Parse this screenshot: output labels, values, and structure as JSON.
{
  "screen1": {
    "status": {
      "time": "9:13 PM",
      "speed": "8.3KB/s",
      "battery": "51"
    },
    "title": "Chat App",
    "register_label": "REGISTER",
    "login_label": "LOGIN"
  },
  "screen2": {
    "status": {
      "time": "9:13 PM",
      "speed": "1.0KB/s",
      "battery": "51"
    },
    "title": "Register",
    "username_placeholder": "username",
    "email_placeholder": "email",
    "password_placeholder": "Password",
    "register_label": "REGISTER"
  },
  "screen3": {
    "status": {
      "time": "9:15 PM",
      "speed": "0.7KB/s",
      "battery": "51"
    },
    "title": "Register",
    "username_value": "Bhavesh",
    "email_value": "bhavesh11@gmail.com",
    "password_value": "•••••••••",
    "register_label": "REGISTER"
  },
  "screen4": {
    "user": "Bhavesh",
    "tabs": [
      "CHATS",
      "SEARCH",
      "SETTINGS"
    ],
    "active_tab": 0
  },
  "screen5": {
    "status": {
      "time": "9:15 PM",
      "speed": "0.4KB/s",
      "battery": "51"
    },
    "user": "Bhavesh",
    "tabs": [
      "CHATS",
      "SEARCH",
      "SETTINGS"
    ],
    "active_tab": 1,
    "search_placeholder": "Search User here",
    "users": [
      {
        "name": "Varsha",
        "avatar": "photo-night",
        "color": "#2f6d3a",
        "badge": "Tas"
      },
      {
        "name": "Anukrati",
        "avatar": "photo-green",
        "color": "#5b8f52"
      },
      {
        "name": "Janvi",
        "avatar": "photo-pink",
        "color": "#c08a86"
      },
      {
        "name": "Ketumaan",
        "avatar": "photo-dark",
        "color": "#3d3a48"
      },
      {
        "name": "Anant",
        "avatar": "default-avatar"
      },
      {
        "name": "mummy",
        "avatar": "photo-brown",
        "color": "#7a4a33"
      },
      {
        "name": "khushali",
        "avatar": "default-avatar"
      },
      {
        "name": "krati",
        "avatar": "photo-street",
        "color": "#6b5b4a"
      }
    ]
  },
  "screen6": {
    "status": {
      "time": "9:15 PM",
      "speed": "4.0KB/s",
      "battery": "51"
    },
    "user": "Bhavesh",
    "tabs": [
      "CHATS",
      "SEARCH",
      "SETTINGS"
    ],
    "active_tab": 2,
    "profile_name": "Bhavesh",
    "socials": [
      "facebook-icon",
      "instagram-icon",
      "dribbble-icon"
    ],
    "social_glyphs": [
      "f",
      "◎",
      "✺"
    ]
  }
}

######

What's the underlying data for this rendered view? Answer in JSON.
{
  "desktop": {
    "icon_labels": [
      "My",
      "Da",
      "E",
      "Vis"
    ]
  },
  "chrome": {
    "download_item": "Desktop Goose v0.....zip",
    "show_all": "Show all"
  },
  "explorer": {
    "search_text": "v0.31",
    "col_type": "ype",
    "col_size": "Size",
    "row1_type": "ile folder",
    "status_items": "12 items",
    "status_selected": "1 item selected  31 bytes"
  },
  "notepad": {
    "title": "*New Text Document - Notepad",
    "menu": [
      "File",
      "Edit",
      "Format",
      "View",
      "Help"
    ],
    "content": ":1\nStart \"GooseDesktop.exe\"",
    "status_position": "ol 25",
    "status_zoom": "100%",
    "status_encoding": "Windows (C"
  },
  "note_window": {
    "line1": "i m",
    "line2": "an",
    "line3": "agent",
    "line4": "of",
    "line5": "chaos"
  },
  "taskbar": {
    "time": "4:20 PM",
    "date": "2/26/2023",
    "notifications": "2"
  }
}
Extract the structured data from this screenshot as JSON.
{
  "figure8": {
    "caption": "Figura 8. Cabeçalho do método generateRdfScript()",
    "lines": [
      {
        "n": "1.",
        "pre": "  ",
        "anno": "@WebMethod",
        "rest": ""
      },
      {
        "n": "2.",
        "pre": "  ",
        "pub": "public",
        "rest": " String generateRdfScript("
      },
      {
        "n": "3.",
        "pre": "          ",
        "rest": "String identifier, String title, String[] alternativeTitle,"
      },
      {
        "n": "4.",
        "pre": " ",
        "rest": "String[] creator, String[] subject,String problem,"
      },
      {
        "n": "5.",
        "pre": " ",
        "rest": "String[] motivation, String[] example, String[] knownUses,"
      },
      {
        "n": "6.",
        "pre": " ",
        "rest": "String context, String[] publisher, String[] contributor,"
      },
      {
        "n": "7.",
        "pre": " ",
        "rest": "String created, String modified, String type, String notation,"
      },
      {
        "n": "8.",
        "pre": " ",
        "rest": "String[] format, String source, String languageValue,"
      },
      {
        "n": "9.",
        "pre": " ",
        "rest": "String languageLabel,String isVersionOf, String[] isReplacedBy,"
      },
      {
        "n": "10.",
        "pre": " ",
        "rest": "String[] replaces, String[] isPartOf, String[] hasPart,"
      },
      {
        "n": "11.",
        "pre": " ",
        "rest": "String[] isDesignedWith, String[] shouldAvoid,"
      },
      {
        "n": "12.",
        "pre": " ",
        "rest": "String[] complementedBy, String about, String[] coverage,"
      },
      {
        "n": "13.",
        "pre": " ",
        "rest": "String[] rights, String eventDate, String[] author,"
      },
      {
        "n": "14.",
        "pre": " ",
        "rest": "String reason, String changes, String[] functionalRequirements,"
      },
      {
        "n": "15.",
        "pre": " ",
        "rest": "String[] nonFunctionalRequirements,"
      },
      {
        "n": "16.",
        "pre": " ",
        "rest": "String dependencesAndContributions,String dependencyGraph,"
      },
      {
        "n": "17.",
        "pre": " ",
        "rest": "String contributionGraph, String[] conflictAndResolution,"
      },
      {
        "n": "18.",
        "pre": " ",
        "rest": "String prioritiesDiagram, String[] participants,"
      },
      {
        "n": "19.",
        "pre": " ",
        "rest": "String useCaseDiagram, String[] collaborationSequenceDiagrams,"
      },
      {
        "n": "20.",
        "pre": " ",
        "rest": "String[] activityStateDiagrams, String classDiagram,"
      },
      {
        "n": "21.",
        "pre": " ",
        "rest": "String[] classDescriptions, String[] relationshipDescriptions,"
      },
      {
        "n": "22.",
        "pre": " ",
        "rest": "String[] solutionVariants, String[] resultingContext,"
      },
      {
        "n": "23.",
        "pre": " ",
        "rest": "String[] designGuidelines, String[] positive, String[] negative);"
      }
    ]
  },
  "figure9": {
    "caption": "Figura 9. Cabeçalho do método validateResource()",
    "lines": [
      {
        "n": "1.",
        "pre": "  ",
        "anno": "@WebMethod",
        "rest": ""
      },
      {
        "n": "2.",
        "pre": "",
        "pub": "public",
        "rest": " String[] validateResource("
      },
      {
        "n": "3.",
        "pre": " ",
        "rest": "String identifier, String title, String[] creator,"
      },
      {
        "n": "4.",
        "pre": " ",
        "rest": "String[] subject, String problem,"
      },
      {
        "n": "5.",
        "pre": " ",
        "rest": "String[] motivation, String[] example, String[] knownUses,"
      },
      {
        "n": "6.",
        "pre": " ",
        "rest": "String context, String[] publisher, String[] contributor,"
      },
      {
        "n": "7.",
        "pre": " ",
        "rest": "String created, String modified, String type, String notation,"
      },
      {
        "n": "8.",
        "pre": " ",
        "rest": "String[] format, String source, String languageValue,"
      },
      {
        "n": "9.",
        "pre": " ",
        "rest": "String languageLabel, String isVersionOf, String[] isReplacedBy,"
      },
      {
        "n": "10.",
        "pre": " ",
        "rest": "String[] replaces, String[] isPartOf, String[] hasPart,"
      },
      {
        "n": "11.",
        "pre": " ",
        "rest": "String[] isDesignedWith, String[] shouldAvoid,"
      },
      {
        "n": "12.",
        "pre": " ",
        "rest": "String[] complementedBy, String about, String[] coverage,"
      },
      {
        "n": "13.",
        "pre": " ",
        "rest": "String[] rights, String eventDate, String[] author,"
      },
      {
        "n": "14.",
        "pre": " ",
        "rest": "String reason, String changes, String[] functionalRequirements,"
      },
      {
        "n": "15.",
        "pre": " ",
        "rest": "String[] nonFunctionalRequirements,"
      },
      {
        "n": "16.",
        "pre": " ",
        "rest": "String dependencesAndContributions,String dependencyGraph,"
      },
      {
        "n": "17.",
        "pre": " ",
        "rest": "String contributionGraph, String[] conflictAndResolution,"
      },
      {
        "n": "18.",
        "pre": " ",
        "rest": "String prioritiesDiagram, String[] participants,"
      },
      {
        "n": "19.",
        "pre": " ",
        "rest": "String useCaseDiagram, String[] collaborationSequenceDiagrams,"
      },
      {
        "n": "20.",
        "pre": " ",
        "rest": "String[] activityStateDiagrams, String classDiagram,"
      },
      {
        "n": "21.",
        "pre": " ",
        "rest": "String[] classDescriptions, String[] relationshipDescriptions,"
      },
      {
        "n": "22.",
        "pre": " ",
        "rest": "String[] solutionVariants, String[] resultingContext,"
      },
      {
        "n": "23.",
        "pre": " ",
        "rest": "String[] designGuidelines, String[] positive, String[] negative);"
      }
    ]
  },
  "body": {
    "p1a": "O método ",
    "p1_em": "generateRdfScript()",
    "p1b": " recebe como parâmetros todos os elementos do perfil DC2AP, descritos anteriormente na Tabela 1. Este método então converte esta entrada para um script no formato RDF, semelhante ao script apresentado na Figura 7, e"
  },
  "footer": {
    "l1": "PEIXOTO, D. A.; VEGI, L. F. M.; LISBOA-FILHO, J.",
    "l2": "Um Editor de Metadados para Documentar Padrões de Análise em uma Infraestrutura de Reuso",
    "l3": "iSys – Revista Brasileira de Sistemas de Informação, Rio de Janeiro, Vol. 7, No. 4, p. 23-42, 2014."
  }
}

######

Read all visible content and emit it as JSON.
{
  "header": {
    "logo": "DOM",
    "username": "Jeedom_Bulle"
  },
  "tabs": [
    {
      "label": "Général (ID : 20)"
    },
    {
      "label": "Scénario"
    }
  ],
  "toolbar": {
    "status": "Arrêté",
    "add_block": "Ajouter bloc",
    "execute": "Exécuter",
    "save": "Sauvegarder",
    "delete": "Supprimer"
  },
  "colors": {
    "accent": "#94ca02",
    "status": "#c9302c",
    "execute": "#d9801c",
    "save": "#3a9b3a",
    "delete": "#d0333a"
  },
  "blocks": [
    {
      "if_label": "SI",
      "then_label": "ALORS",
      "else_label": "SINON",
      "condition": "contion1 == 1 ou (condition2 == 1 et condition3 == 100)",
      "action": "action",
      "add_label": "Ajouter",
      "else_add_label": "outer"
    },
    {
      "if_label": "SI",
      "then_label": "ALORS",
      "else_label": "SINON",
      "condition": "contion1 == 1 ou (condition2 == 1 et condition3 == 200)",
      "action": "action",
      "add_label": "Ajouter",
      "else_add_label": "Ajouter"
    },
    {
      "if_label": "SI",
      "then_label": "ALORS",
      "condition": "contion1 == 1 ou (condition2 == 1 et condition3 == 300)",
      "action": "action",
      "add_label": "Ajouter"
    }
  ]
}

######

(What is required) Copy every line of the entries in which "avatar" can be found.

(Output for this task)
        "avatar": "photo-night",
        "avatar": "photo-green",
        "avatar": "photo-pink",
        "avatar": "photo-dark",
        "avatar": "default-avatar"
        "avatar": "photo-brown",
        "avatar": "default-avatar"
        "avatar": "photo-street",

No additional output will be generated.